We, Adam and Carin wish to adopt Tulip who is diagnosed with Down Syndrome. We have consulted with our pediatrician and we understand the limitations and health concerns associated with this diagnosis. Carin holds a college degree in Special Education and she has worked with children and adults with Down Syndrome for the past twenty years.
We have a wonderful pediatrician who is experienced in caring for children with Down Syndrome and she will be able to provide wonderful care for Tulip. We are members of the Down Syndrome Association of West Michigan and the Down Syndrome Association both of which will provide our family with emotional support and educational resources.
As soon as Tulip is home with us she will have a complete medical exam with special attention paid to her cardiac health. We will also have her sight evaluated by a pediatric ophthalmologist.
We have made arrangements for Tulip to start receiving physical and occupational therapies immediately.
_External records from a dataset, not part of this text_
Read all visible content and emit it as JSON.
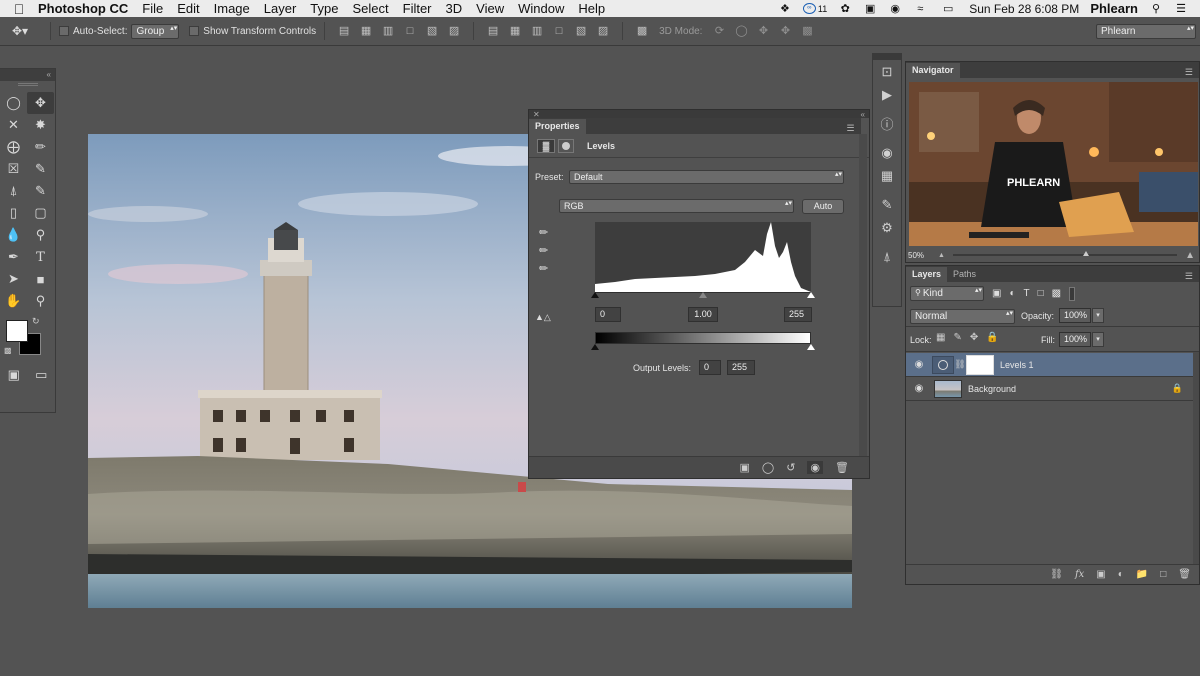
{
  "menubar": {
    "app_name": "Photoshop CC",
    "items": [
      "File",
      "Edit",
      "Image",
      "Layer",
      "Type",
      "Select",
      "Filter",
      "3D",
      "View",
      "Window",
      "Help"
    ],
    "badge": "11",
    "clock": "Sun Feb 28  6:08 PM",
    "user": "Phlearn"
  },
  "options": {
    "auto_select_label": "Auto-Select:",
    "auto_select_value": "Group",
    "show_transform_label": "Show Transform Controls",
    "mode_3d_label": "3D Mode:",
    "workspace": "Phlearn"
  },
  "properties": {
    "tab": "Properties",
    "adjustment_title": "Levels",
    "preset_label": "Preset:",
    "preset_value": "Default",
    "channel_value": "RGB",
    "auto_label": "Auto",
    "input_black": "0",
    "input_gamma": "1.00",
    "input_white": "255",
    "output_label": "Output Levels:",
    "output_black": "0",
    "output_white": "255"
  },
  "navigator": {
    "tab": "Navigator",
    "zoom": "50%",
    "shirt_text": "PHLEARN"
  },
  "layers": {
    "tabs": [
      "Layers",
      "Paths"
    ],
    "filter_value": "Kind",
    "blend_mode": "Normal",
    "opacity_label": "Opacity:",
    "opacity_value": "100%",
    "lock_label": "Lock:",
    "fill_label": "Fill:",
    "fill_value": "100%",
    "rows": [
      {
        "name": "Levels 1"
      },
      {
        "name": "Background"
      }
    ]
  },
  "colors": {
    "ui_bg": "#535353",
    "panel_dark": "#3d3d3d",
    "selected_layer": "#5b6f8a",
    "menubar": "#ececec"
  }
}
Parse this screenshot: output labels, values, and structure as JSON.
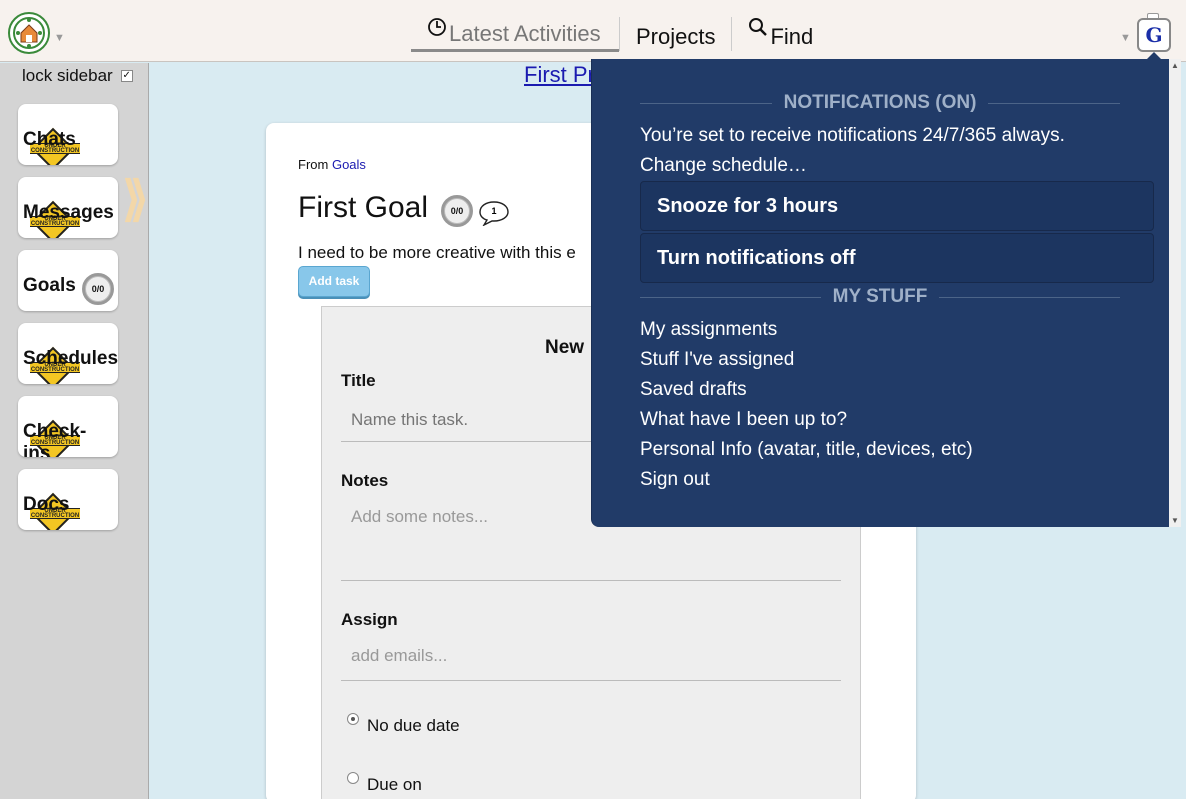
{
  "topbar": {
    "nav": [
      {
        "label": "Latest Activities",
        "icon": "clock-icon",
        "active": true
      },
      {
        "label": "Projects"
      },
      {
        "label": "Find",
        "icon": "search-icon"
      }
    ],
    "avatar_letter": "G"
  },
  "sidebar": {
    "lock_label": "lock sidebar",
    "lock_checked": "✓",
    "items": [
      {
        "label": "Chats",
        "under_construction": true
      },
      {
        "label": "Messages",
        "under_construction": true
      },
      {
        "label": "Goals",
        "badge": "0/0"
      },
      {
        "label": "Schedules",
        "under_construction": true
      },
      {
        "label": "Check-ins",
        "under_construction": true
      },
      {
        "label": "Docs",
        "under_construction": true
      }
    ],
    "under_construction_text": "UNDER CONSTRUCTION"
  },
  "main": {
    "project_link": "First Project",
    "from_label": "From",
    "from_link": "Goals",
    "goal_title": "First Goal",
    "goal_badge": "0/0",
    "comment_count": "1",
    "description": "I need to be more creative with this e",
    "add_task_label": "Add task",
    "new_task": {
      "heading": "New",
      "title_label": "Title",
      "title_placeholder": "Name this task.",
      "notes_label": "Notes",
      "notes_placeholder": "Add some notes...",
      "assign_label": "Assign",
      "assign_placeholder": "add emails...",
      "due_options": [
        {
          "label": "No due date",
          "selected": true
        },
        {
          "label": "Due on",
          "selected": false
        }
      ]
    }
  },
  "dropdown": {
    "notifications_heading": "NOTIFICATIONS (ON)",
    "notifications_text": "You’re set to receive notifications 24/7/365 always.",
    "change_schedule": "Change schedule…",
    "snooze_label": "Snooze for 3 hours",
    "turn_off_label": "Turn notifications off",
    "mystuff_heading": "MY STUFF",
    "mystuff_items": [
      "My assignments",
      "Stuff I've assigned",
      "Saved drafts",
      "What have I been up to?",
      "Personal Info (avatar, title, devices, etc)",
      "Sign out"
    ]
  },
  "colors": {
    "dropdown_bg": "#213b68",
    "sidebar_bg": "#d4d4d4",
    "main_bg": "#d9ebf2",
    "accent_button": "#88c7ea"
  }
}
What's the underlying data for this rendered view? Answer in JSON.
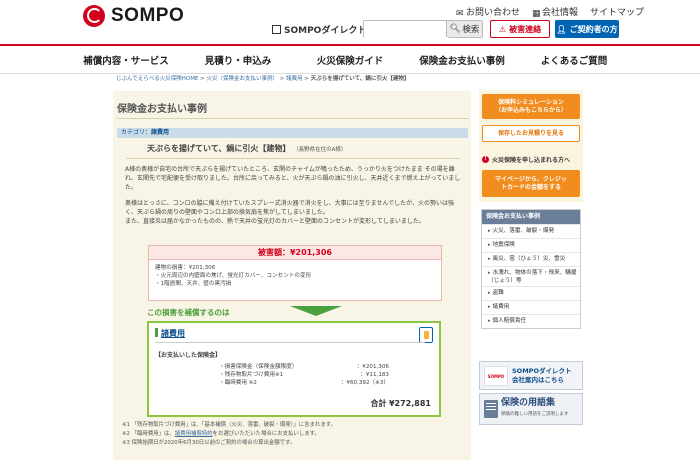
{
  "header": {
    "brand": "SOMPO",
    "top_links": [
      "お問い合わせ",
      "会社情報",
      "サイトマップ"
    ],
    "sompo_direct": "SOMPOダイレクト",
    "search_placeholder": "",
    "search_button": "検索",
    "damage_button": "被害連絡",
    "contract_button": "ご契約者の方"
  },
  "nav": [
    "補償内容・サービス",
    "見積り・申込み",
    "火災保険ガイド",
    "保険金お支払い事例",
    "よくあるご質問"
  ],
  "breadcrumb": {
    "items": [
      "じぶんでえらべる火災保険HOME",
      "火災（保険金お支払い事例）",
      "諸費用"
    ],
    "current": "天ぷらを揚げていて、鍋に引火【建物】"
  },
  "main": {
    "page_title": "保険金お支払い事例",
    "category_label": "カテゴリ：",
    "category": "諸費用",
    "case_title": "天ぷらを揚げていて、鍋に引火【建物】",
    "case_sub": "（長野県在住のA様）",
    "para1": "A様の奥様が自宅の台所で天ぷらを揚げていたところ、玄関のチャイムが鳴ったため、うっかり火をつけたまま その場を離れ、玄関先で宅配便を受け取りました。台所に戻ってみると、火が天ぷら鍋の油に引火し、天井近くまで燃え上がっていました。",
    "para2": "奥様はとっさに、コンロの脇に備え付けていたスプレー式消火器で消火をし、大事には至りませんでしたが、火の勢いは強く、天ぷら鍋の周りの壁面やコンロ上部の換気扇を焦がしてしまいました。\nまた、直接炎は届かなかったものの、熱で天井の蛍光灯のカバーと壁面のコンセントが変形してしまいました。",
    "damage": {
      "head": "被害額：¥201,306",
      "lines": [
        "建物の損害：¥201,306",
        "・火元周辺の内壁面の焦げ、蛍光灯カバー、コンセントの変形",
        "・1階居間、天井、壁の黒汚損"
      ]
    },
    "cover_title": "この損害を補償するのは",
    "item_title": "諸費用",
    "pay_title": "【お支払いした保険金】",
    "pay_rows": [
      {
        "label": "・損害保険金（保険金額限度）",
        "value": "：¥201,306"
      },
      {
        "label": "・残存物取片づけ費用※1",
        "value": "：¥11,183"
      },
      {
        "label": "・臨時費用 ※2",
        "value": "：¥60,392（※3）"
      }
    ],
    "total_label": "合計",
    "total_value": "¥272,881",
    "notes": [
      "※1 「残存物取片づけ費用」は、「基本補償（火災、落雷、破裂・爆発）」に含まれます。",
      "※2 「臨時費用」は、",
      "諸費用補償特約",
      "をお選びいただいた場合にお支払いします。",
      "※3 保険始期日が2020年6月30日以前のご契約の場合の算出金額です。"
    ]
  },
  "sidebar": {
    "sim_button": [
      "保険料シミュレーション",
      "（お申込みもこちらから）"
    ],
    "saved_button": "保存したお見積りを見る",
    "note": "火災保険を申し込まれる方へ",
    "card_button": [
      "マイページから、クレジッ",
      "トカードの金額をする"
    ],
    "menu_head": "保険金お支払い事例",
    "menu_items": [
      "火災、落雷、破裂・爆発",
      "地震保険",
      "風災、雹（ひょう）災、雪災",
      "水濡れ、物体の落下・飛来、騒擾（じょう）等",
      "盗難",
      "諸費用",
      "個人賠償責任"
    ],
    "banner1": [
      "SOMPOダイレクト",
      "会社案内はこちら"
    ],
    "banner1_logo": "SOMPO",
    "banner2": "保険の用語集",
    "banner2_sub": "保険の難しい用語をご説明します"
  }
}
Since Carin is a stay at home mom with a background in special education Tulip will be in a wonderful learning environment. We have excellent health insurance that will cover all of Tulip's medical costs.
We have a large immediate and extended family and many friends who support our adoption of Tulip and are excited to see her join our family. We believe our strengths as parents include providing appropriate and loving attention, patient discipline, and a passion for learning. Our family loves spending time together outdoors and we can’t wait to include Tulip in our adventures. Our four children are excited to have a new baby sister in the house and can’t wait to teach and love her!
We fully accept Tulip and can’t wait for her to become part of our family.
*On August 3, 2012 the Chinese government Pre-Approved us to adopt Tulip.
A few thoughts in retrospect.
What if we had said no?
Would we have ever say no? Did God know that we would say yes? Did He make this decision so easy to make?
I have a complete trust in Jesus Christ but I still am completely baffled by this entire journey. I cry out to God on a weekly basis--"You had this all planned?? This was part of your plan?? This little girl had to suffer so much loss and grief to fulfill Your plan for both of us?"
I can't believe how incredibly blessed we have been through this entire process.